Although it primarily uses a webfont version of the much derided “Frankenfont”, I can’t help but love the general application of typography throughout the new Google Maps interface. A clear hierarchy and good use of the appropriate weights of the typeface give the application a tidy appearance. The designers clearly did their best with the materials they were given, and I think it’s one of the few examples of when a good design manages to overcome its decisions in the font-choosing department.

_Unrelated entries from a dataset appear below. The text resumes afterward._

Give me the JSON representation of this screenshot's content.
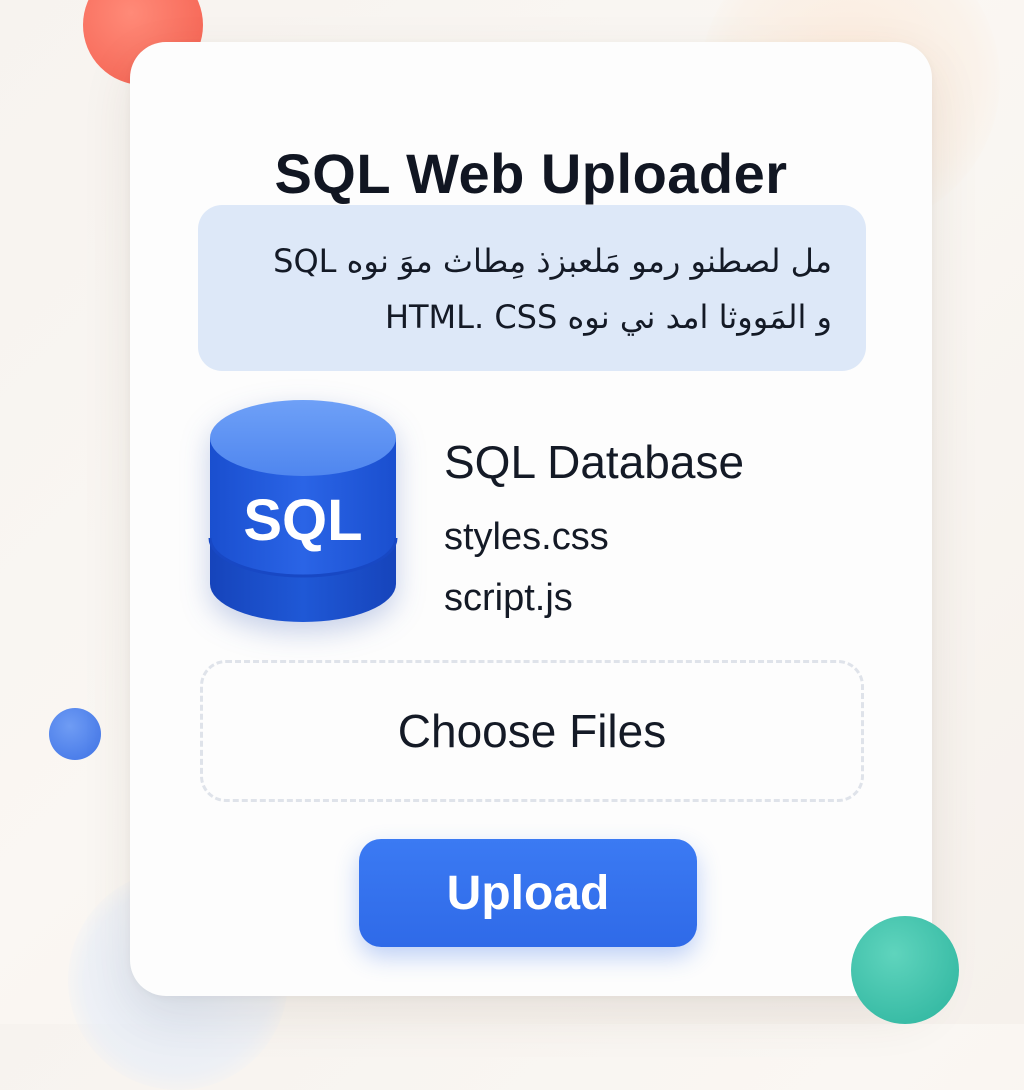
{
  "app": {
    "title": "SQL Web Uploader"
  },
  "info": {
    "line1": "مل لصطنو رمو مَلعبزذ مِطاث موَ نوه SQL",
    "line2": "و المَووثا امد ني نوه HTML. CSS"
  },
  "database": {
    "icon": "database-icon",
    "icon_text": "SQL",
    "title": "SQL Database",
    "files": [
      "styles.css",
      "script.js"
    ]
  },
  "dropzone": {
    "label": "Choose Files"
  },
  "actions": {
    "upload_label": "Upload"
  },
  "colors": {
    "accent": "#2f6ae8",
    "info_bg": "#dde8f8",
    "database_blue": "#2260de",
    "blob_red": "#f45f4f",
    "blob_teal": "#2bb39d",
    "blob_blue": "#3f73e6"
  }
}
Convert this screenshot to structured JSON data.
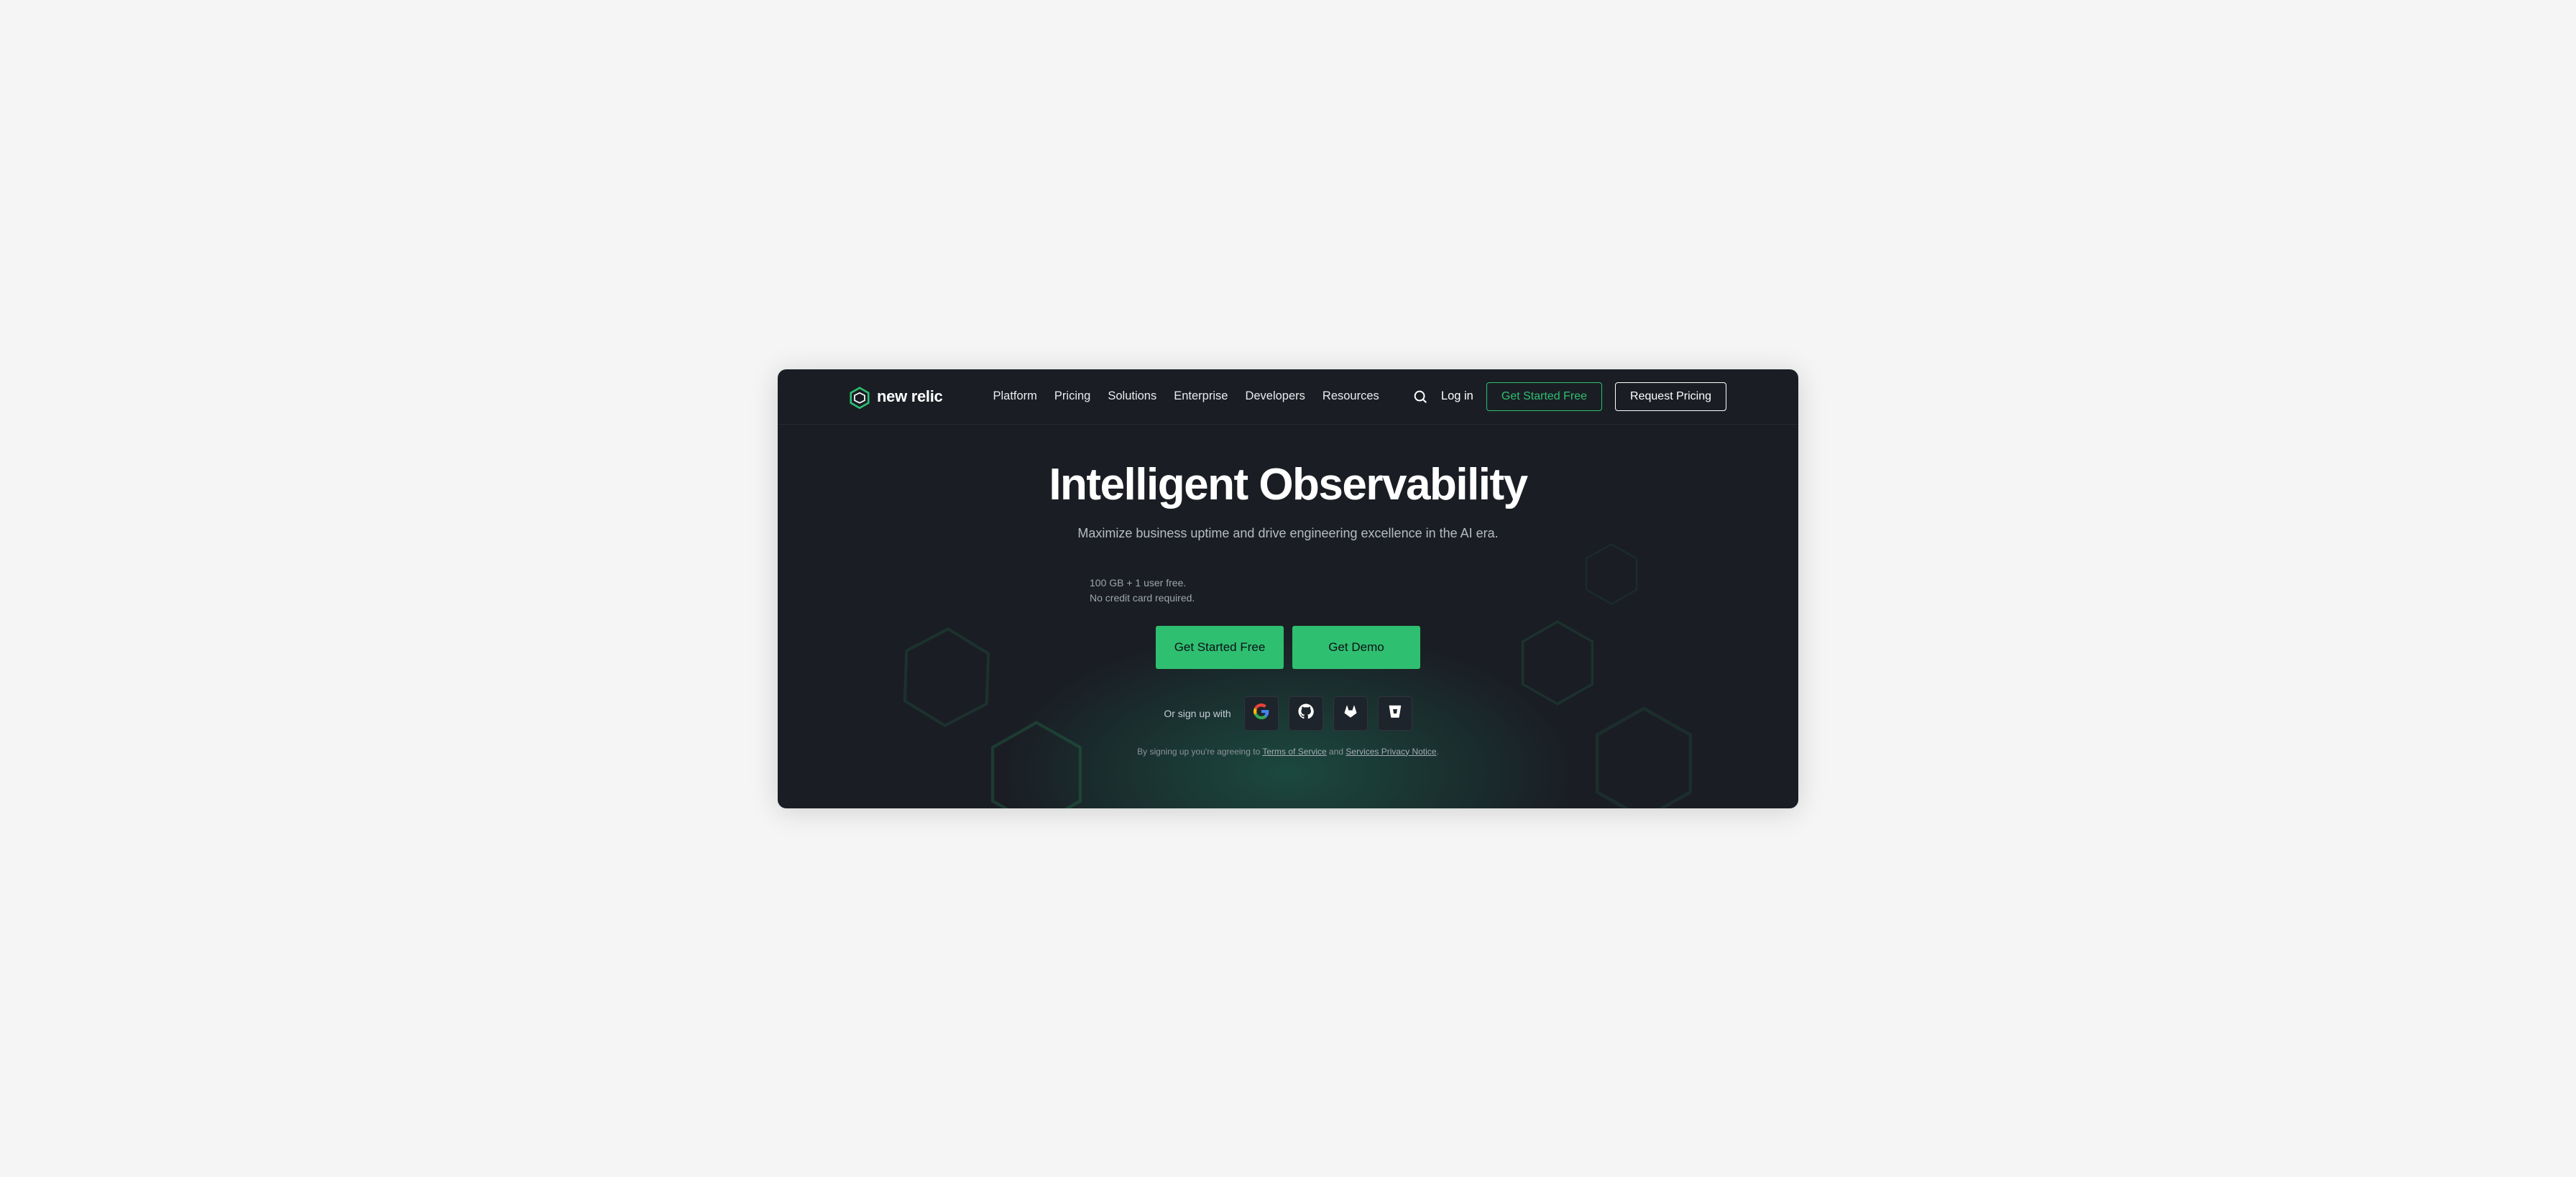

I think you’re right, Robin. I was really mean to Roboto when it was released, and I still think it’s an odd mix of ideas, but its looser spacing and some wider apertures generally perform better for maps than Arial did. In a future Fonts In Use Blog post, I’d like to compare this with Apple’s choice of Avenir Next for iOS Maps.
Also note that Google’s main corporate marketing typeface is Open Sans, a font family that would be even better for Google Maps and other screen UI environments (like Android).
Just for general reference, here are the three fonts as rendered by Quartz (Mac OS X):
Stephen, I think your initial reaction to Roboto was fair and warranted. And I agree that Open Sans serves well for Maps. But for Android, I think their Droid Sans works better due to its narrow form.
Chris, I guess that the most recent versions of Android (Ice Cream Sandwich and Jelly Bean) are already using Roboto as the primary font family.
They’ve switched from Droid Sans to Roboto. Here’s the official page of Typography for Android.
@geiras, I was replying to Stephen’s comment where he stated he would rather see Open Sans in other screen UI environments, such as Android. I stated Droid Sans might be better due to its narrow form. Thanks for the info, though.
Contributed by Stephen Coles